[Items listed in a dataset]
= = = = = = =
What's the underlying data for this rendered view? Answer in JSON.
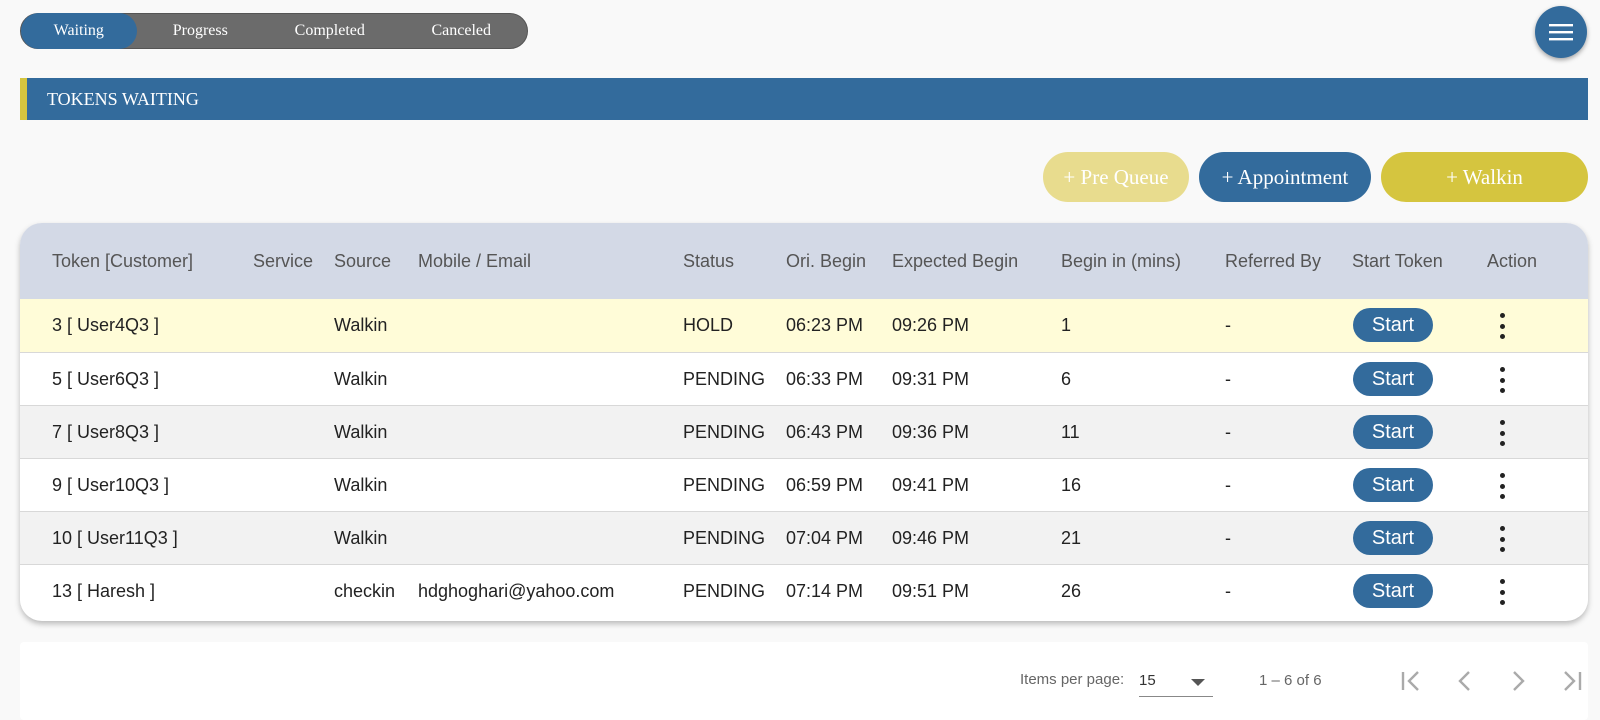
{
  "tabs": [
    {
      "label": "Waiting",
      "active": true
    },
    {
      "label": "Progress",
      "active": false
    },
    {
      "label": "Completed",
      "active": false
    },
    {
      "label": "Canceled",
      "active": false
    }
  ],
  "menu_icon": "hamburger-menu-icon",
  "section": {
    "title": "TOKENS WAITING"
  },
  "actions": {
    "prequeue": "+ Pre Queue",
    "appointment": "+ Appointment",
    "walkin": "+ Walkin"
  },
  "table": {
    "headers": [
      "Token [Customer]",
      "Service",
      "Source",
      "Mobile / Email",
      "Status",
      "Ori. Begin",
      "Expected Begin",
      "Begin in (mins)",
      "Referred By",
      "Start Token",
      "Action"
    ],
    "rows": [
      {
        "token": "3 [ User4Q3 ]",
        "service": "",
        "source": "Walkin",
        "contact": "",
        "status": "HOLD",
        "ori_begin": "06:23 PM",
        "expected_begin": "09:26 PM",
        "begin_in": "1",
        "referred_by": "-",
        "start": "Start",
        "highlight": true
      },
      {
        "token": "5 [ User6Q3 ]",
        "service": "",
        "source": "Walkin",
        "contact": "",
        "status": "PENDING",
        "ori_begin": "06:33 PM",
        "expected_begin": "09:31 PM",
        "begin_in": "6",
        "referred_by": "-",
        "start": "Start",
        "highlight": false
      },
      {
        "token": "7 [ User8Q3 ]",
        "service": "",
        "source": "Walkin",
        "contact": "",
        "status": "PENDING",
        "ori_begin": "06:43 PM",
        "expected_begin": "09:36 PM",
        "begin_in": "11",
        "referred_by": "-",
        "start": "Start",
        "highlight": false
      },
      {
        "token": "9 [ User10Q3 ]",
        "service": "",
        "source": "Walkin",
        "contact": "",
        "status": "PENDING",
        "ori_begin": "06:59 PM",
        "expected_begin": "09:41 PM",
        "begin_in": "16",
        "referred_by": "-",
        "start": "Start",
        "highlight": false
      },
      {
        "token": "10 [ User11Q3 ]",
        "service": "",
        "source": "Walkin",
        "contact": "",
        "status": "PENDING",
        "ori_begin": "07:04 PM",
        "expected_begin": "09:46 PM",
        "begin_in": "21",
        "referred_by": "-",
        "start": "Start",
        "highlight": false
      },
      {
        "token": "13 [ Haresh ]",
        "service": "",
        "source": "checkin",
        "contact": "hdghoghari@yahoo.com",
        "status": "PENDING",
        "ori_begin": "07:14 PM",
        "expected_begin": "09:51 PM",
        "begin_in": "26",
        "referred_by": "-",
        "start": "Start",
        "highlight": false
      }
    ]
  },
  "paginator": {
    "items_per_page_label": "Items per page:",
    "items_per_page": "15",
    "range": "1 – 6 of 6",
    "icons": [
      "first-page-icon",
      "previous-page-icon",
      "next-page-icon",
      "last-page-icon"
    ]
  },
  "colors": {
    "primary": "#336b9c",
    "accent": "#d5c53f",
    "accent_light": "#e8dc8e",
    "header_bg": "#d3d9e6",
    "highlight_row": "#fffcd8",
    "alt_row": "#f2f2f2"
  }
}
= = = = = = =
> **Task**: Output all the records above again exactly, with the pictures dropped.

> **Exercise response**:
What's the underlying data for this rendered view? Answer in JSON.
{
  "tabs": [
    {
      "label": "Waiting",
      "active": true
    },
    {
      "label": "Progress",
      "active": false
    },
    {
      "label": "Completed",
      "active": false
    },
    {
      "label": "Canceled",
      "active": false
    }
  ],
  "menu_icon": "hamburger-menu-icon",
  "section": {
    "title": "TOKENS WAITING"
  },
  "actions": {
    "prequeue": "+ Pre Queue",
    "appointment": "+ Appointment",
    "walkin": "+ Walkin"
  },
  "table": {
    "headers": [
      "Token [Customer]",
      "Service",
      "Source",
      "Mobile / Email",
      "Status",
      "Ori. Begin",
      "Expected Begin",
      "Begin in (mins)",
      "Referred By",
      "Start Token",
      "Action"
    ],
    "rows": [
      {
        "token": "3 [ User4Q3 ]",
        "service": "",
        "source": "Walkin",
        "contact": "",
        "status": "HOLD",
        "ori_begin": "06:23 PM",
        "expected_begin": "09:26 PM",
        "begin_in": "1",
        "referred_by": "-",
        "start": "Start",
        "highlight": true
      },
      {
        "token": "5 [ User6Q3 ]",
        "service": "",
        "source": "Walkin",
        "contact": "",
        "status": "PENDING",
        "ori_begin": "06:33 PM",
        "expected_begin": "09:31 PM",
        "begin_in": "6",
        "referred_by": "-",
        "start": "Start",
        "highlight": false
      },
      {
        "token": "7 [ User8Q3 ]",
        "service": "",
        "source": "Walkin",
        "contact": "",
        "status": "PENDING",
        "ori_begin": "06:43 PM",
        "expected_begin": "09:36 PM",
        "begin_in": "11",
        "referred_by": "-",
        "start": "Start",
        "highlight": false
      },
      {
        "token": "9 [ User10Q3 ]",
        "service": "",
        "source": "Walkin",
        "contact": "",
        "status": "PENDING",
        "ori_begin": "06:59 PM",
        "expected_begin": "09:41 PM",
        "begin_in": "16",
        "referred_by": "-",
        "start": "Start",
        "highlight": false
      },
      {
        "token": "10 [ User11Q3 ]",
        "service": "",
        "source": "Walkin",
        "contact": "",
        "status": "PENDING",
        "ori_begin": "07:04 PM",
        "expected_begin": "09:46 PM",
        "begin_in": "21",
        "referred_by": "-",
        "start": "Start",
        "highlight": false
      },
      {
        "token": "13 [ Haresh ]",
        "service": "",
        "source": "checkin",
        "contact": "hdghoghari@yahoo.com",
        "status": "PENDING",
        "ori_begin": "07:14 PM",
        "expected_begin": "09:51 PM",
        "begin_in": "26",
        "referred_by": "-",
        "start": "Start",
        "highlight": false
      }
    ]
  },
  "paginator": {
    "items_per_page_label": "Items per page:",
    "items_per_page": "15",
    "range": "1 – 6 of 6",
    "icons": [
      "first-page-icon",
      "previous-page-icon",
      "next-page-icon",
      "last-page-icon"
    ]
  },
  "colors": {
    "primary": "#336b9c",
    "accent": "#d5c53f",
    "accent_light": "#e8dc8e",
    "header_bg": "#d3d9e6",
    "highlight_row": "#fffcd8",
    "alt_row": "#f2f2f2"
  }
}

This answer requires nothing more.